■ Excerpted records

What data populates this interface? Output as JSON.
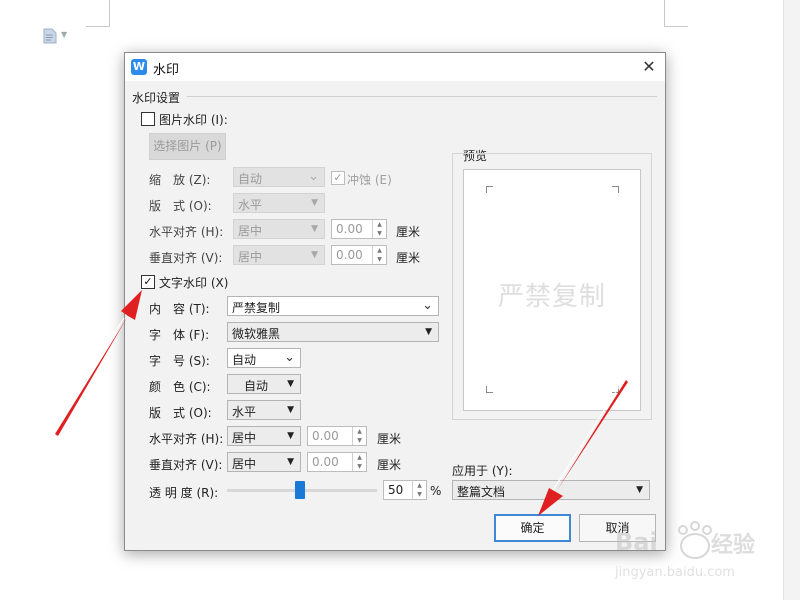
{
  "document": {
    "icon": "document-icon",
    "dropdown_icon": "chevron-down-icon"
  },
  "dialog": {
    "title": "水印",
    "close_icon": "close-icon",
    "section_label": "水印设置",
    "picture_watermark": {
      "checkbox_label": "图片水印 (I):",
      "checked": false,
      "select_image_button": "选择图片 (P)",
      "scale_label": "缩　放 (Z):",
      "scale_value": "自动",
      "washout_label": "冲蚀 (E)",
      "washout_checked": true,
      "layout_label": "版　式 (O):",
      "layout_value": "水平",
      "h_align_label": "水平对齐 (H):",
      "h_align_value": "居中",
      "h_offset": "0.00",
      "h_unit": "厘米",
      "v_align_label": "垂直对齐 (V):",
      "v_align_value": "居中",
      "v_offset": "0.00",
      "v_unit": "厘米"
    },
    "text_watermark": {
      "checkbox_label": "文字水印 (X)",
      "checked": true,
      "content_label": "内　容 (T):",
      "content_value": "严禁复制",
      "font_label": "字　体 (F):",
      "font_value": "微软雅黑",
      "size_label": "字　号 (S):",
      "size_value": "自动",
      "color_label": "颜　色 (C):",
      "color_value": "自动",
      "layout_label": "版　式 (O):",
      "layout_value": "水平",
      "h_align_label": "水平对齐 (H):",
      "h_align_value": "居中",
      "h_offset": "0.00",
      "h_unit": "厘米",
      "v_align_label": "垂直对齐 (V):",
      "v_align_value": "居中",
      "v_offset": "0.00",
      "v_unit": "厘米",
      "transparency_label": "透 明 度 (R):",
      "transparency_value": "50",
      "transparency_unit": "%",
      "transparency_slider_fraction": 0.5
    },
    "preview": {
      "label": "预览",
      "watermark_text": "严禁复制"
    },
    "apply_to_label": "应用于 (Y):",
    "apply_to_value": "整篇文档",
    "ok_button": "确定",
    "cancel_button": "取消"
  },
  "colors": {
    "accent": "#1a79d6",
    "annotation_arrow": "#e02020",
    "dialog_bg": "#f2f2f2"
  },
  "icons": {
    "title_logo": "wps-logo-icon",
    "arrows": "annotation-arrow-icon"
  }
}
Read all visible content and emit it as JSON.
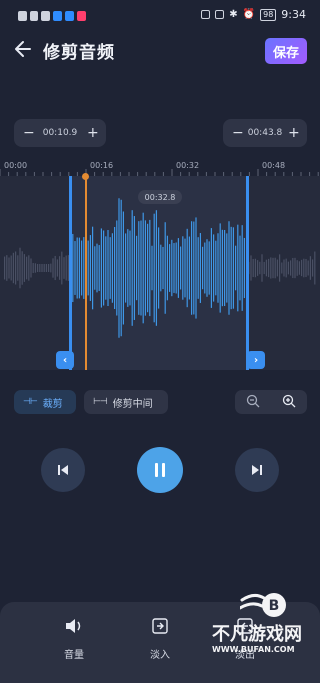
{
  "status_bar": {
    "time": "9:34",
    "battery": "98"
  },
  "header": {
    "title": "修剪音频",
    "save_label": "保存"
  },
  "range": {
    "start_time": "00:10.9",
    "end_time": "00:43.8",
    "minus": "−",
    "plus": "+"
  },
  "ruler": {
    "ticks": [
      "00:00",
      "00:16",
      "00:32",
      "00:48"
    ]
  },
  "waveform": {
    "current_time": "00:32.8"
  },
  "modes": {
    "trim_label": "裁剪",
    "trim_middle_label": "修剪中间"
  },
  "tools": {
    "volume_label": "音量",
    "fade_in_label": "淡入",
    "fade_out_label": "淡出"
  },
  "watermark": {
    "text": "不凡游戏网",
    "url": "WWW.BUFAN.COM"
  },
  "colors": {
    "background": "#1e2334",
    "accent_blue": "#3a8ff0",
    "playhead_orange": "#e48b32",
    "save_gradient": "#6a74ff"
  }
}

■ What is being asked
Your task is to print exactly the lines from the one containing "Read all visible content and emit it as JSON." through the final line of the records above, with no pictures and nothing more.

■ Task output
Read all visible content and emit it as JSON.
{
  "status_bar": {
    "time": "9:34",
    "battery": "98"
  },
  "header": {
    "title": "修剪音频",
    "save_label": "保存"
  },
  "range": {
    "start_time": "00:10.9",
    "end_time": "00:43.8",
    "minus": "−",
    "plus": "+"
  },
  "ruler": {
    "ticks": [
      "00:00",
      "00:16",
      "00:32",
      "00:48"
    ]
  },
  "waveform": {
    "current_time": "00:32.8"
  },
  "modes": {
    "trim_label": "裁剪",
    "trim_middle_label": "修剪中间"
  },
  "tools": {
    "volume_label": "音量",
    "fade_in_label": "淡入",
    "fade_out_label": "淡出"
  },
  "watermark": {
    "text": "不凡游戏网",
    "url": "WWW.BUFAN.COM"
  },
  "colors": {
    "background": "#1e2334",
    "accent_blue": "#3a8ff0",
    "playhead_orange": "#e48b32",
    "save_gradient": "#6a74ff"
  }
}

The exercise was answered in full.